Posted on: 6 May 2016
When you wear glasses, an annual visit to your optometrist will reveal whether there's been enough of a change in your eyesight to warrant a new glasses prescription. However, there are times at which your eyesight will change dramatically in the months between your scheduled optometrist appointments, meaning that it's a good idea to schedule an additional appointment to confirm what you might suspect — that it's time for new glasses. Changes in your eyesight are about more than just having some degree of fuzziness in your vision. Here are some signs that your eyesight has changed and needs to be assessed by your eye-care professional.
In some cases, changes in your eyesight will be apparent; in others, you might not immediately notice that something is different. A symptom of a change of the latter variety is that you've recently started to suffer from headaches and you can't identify the cause. While headaches can result from a variety of different factors, they commonly occur when you're squinting because you're having trouble seeing. The constant squinting can cause a tightening of the muscles in your face and head and result in headaches.
If you stare at the computer all day, you'll often have tired eyes at the end of the workday; perhaps you're keen on doing anything that doesn't involve sitting in front of a screen as a way to rest your eyes.

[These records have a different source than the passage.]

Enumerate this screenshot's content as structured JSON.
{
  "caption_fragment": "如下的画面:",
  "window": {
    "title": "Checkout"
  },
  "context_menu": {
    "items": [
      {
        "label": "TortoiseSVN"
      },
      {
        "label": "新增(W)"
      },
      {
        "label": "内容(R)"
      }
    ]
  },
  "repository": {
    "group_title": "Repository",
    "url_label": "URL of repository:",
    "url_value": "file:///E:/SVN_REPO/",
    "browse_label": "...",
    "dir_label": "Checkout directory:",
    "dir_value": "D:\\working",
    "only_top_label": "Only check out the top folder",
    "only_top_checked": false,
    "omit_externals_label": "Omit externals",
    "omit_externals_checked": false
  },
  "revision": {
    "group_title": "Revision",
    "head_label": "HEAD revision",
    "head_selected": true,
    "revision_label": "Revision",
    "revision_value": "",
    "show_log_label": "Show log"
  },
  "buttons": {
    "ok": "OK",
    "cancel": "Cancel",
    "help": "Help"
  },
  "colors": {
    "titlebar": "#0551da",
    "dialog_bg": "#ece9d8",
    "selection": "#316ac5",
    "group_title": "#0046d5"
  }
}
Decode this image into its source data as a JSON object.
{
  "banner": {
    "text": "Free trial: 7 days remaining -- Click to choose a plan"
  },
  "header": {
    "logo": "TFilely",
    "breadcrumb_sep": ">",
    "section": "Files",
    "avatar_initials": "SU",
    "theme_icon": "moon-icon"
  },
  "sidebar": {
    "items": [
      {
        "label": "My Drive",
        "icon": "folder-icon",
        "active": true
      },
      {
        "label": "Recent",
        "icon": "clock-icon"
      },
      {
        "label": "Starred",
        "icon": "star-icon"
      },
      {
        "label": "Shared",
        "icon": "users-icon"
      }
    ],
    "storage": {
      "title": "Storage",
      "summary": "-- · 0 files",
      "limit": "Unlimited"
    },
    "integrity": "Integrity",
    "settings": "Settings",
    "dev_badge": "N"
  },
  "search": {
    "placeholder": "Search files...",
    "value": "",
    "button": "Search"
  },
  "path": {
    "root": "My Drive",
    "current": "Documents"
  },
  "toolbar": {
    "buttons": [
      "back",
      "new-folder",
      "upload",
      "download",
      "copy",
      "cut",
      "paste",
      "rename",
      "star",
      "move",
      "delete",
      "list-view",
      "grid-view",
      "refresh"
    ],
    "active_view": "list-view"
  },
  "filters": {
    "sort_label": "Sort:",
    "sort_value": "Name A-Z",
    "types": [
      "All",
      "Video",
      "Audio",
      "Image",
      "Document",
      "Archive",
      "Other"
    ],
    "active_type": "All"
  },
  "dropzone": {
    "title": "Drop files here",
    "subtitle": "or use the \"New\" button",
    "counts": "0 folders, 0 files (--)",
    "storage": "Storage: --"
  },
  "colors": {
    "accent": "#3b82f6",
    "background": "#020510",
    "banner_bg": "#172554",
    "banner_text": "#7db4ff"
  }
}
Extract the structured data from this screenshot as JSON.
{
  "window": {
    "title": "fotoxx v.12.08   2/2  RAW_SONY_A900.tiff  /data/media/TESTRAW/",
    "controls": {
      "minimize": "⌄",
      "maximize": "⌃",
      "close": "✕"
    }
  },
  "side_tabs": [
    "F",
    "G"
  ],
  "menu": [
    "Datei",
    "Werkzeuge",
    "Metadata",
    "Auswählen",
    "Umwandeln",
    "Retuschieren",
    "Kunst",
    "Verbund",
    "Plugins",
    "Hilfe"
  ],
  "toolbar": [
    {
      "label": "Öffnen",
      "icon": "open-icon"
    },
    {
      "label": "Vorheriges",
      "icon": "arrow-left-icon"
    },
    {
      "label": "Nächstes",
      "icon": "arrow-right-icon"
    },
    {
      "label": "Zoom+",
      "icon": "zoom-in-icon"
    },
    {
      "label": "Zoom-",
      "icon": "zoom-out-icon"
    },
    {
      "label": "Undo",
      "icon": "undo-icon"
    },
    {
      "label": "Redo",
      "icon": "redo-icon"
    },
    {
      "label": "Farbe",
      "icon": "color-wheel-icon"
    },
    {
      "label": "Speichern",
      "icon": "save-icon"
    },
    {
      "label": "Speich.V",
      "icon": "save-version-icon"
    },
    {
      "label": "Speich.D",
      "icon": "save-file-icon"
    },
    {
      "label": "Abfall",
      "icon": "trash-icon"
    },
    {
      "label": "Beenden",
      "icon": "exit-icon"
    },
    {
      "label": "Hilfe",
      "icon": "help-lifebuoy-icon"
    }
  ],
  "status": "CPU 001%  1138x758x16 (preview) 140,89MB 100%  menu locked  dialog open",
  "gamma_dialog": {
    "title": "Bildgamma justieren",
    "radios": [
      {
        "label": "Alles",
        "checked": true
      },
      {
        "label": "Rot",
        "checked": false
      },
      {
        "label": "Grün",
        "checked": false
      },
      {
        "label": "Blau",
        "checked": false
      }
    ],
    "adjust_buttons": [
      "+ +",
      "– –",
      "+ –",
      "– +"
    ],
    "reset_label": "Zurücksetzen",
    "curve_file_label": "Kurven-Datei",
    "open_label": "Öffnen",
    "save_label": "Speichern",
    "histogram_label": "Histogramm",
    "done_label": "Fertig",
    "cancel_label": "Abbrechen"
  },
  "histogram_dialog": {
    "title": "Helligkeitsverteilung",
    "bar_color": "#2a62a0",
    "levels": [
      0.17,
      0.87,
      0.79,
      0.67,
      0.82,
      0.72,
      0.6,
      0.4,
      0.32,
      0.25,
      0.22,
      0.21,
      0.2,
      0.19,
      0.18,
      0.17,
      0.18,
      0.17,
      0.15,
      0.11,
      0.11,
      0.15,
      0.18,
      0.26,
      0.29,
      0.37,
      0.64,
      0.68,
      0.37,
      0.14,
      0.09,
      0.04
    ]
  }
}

If your computer time is minimal, however, and your eyes feel tired and sore, there's a possibility that your eyesight has changed and that the eye fatigue is a symptom. Tired eyes can feel different to different people, but a common issue people experience is that their eyes might feel irritated or itchy, similar to the symptoms of staying away for long periods or repeatedly being short on sleep.
You're Using Your Glasses Differently
A change in your eyesight can mean that your current glasses lenses just aren't cutting it anymore. This can mean that when you need to see something close up, you've developed a habit of looking over or under your glasses or perhaps removing them entirely. If you have bifocal or progressive lenses, you might notice that you're shifting the position of the glasses on your face to allow you to look through the secondary parts of the lenses more often than not. Making these changes is a hassle and a definite sign that you should visit a glasses store.Share